Set down all of the records word for word.

• **SUPPLIED MATERIAL**
○ ○ ○ ○ ○ ○ ○

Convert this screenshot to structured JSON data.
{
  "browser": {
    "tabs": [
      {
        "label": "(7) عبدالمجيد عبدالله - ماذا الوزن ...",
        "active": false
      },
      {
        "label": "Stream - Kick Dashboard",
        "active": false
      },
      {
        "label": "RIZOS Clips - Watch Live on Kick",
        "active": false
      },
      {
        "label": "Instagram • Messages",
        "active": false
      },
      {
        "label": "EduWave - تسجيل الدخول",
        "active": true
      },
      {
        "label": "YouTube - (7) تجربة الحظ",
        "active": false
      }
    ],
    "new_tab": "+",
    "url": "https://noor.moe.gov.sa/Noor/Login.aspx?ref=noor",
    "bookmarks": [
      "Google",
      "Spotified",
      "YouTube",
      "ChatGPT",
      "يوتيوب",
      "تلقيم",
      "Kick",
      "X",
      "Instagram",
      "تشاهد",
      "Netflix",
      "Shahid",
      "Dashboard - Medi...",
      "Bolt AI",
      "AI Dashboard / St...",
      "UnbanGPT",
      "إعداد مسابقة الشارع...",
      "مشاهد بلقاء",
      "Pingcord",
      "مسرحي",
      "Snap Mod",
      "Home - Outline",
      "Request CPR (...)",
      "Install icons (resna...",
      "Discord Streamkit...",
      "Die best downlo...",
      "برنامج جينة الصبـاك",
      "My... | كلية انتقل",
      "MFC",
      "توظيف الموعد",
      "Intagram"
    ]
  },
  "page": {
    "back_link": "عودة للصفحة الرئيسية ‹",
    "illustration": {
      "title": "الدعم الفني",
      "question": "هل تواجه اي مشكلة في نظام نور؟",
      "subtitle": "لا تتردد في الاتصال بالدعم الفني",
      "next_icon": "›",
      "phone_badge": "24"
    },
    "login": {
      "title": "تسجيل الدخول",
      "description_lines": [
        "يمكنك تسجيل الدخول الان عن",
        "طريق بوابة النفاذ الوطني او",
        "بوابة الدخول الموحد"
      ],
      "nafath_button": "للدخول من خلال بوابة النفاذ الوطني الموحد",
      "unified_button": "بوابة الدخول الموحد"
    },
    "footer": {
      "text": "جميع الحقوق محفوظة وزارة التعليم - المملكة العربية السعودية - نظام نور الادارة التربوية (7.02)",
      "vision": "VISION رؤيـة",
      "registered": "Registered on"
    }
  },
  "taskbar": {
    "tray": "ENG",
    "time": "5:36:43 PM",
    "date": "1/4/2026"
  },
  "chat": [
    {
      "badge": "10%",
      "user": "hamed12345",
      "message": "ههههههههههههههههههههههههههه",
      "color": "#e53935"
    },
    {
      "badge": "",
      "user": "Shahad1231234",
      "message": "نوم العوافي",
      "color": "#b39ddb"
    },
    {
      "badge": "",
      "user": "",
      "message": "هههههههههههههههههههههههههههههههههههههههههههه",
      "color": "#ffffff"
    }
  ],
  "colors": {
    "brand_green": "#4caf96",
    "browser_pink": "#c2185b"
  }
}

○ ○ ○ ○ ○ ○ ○

• **RESPONSE TO THIS EXERCISE**
Convert this screenshot to structured JSON data.
{
  "browser": {
    "tabs": [
      {
        "label": "(7) عبدالمجيد عبدالله - ماذا الوزن ...",
        "active": false
      },
      {
        "label": "Stream - Kick Dashboard",
        "active": false
      },
      {
        "label": "RIZOS Clips - Watch Live on Kick",
        "active": false
      },
      {
        "label": "Instagram • Messages",
        "active": false
      },
      {
        "label": "EduWave - تسجيل الدخول",
        "active": true
      },
      {
        "label": "YouTube - (7) تجربة الحظ",
        "active": false
      }
    ],
    "new_tab": "+",
    "url": "https://noor.moe.gov.sa/Noor/Login.aspx?ref=noor",
    "bookmarks": [
      "Google",
      "Spotified",
      "YouTube",
      "ChatGPT",
      "يوتيوب",
      "تلقيم",
      "Kick",
      "X",
      "Instagram",
      "تشاهد",
      "Netflix",
      "Shahid",
      "Dashboard - Medi...",
      "Bolt AI",
      "AI Dashboard / St...",
      "UnbanGPT",
      "إعداد مسابقة الشارع...",
      "مشاهد بلقاء",
      "Pingcord",
      "مسرحي",
      "Snap Mod",
      "Home - Outline",
      "Request CPR (...)",
      "Install icons (resna...",
      "Discord Streamkit...",
      "Die best downlo...",
      "برنامج جينة الصبـاك",
      "My... | كلية انتقل",
      "MFC",
      "توظيف الموعد",
      "Intagram"
    ]
  },
  "page": {
    "back_link": "عودة للصفحة الرئيسية ‹",
    "illustration": {
      "title": "الدعم الفني",
      "question": "هل تواجه اي مشكلة في نظام نور؟",
      "subtitle": "لا تتردد في الاتصال بالدعم الفني",
      "next_icon": "›",
      "phone_badge": "24"
    },
    "login": {
      "title": "تسجيل الدخول",
      "description_lines": [
        "يمكنك تسجيل الدخول الان عن",
        "طريق بوابة النفاذ الوطني او",
        "بوابة الدخول الموحد"
      ],
      "nafath_button": "للدخول من خلال بوابة النفاذ الوطني الموحد",
      "unified_button": "بوابة الدخول الموحد"
    },
    "footer": {
      "text": "جميع الحقوق محفوظة وزارة التعليم - المملكة العربية السعودية - نظام نور الادارة التربوية (7.02)",
      "vision": "VISION رؤيـة",
      "registered": "Registered on"
    }
  },
  "taskbar": {
    "tray": "ENG",
    "time": "5:36:43 PM",
    "date": "1/4/2026"
  },
  "chat": [
    {
      "badge": "10%",
      "user": "hamed12345",
      "message": "ههههههههههههههههههههههههههه",
      "color": "#e53935"
    },
    {
      "badge": "",
      "user": "Shahad1231234",
      "message": "نوم العوافي",
      "color": "#b39ddb"
    },
    {
      "badge": "",
      "user": "",
      "message": "هههههههههههههههههههههههههههههههههههههههههههه",
      "color": "#ffffff"
    }
  ],
  "colors": {
    "brand_green": "#4caf96",
    "browser_pink": "#c2185b"
  }
}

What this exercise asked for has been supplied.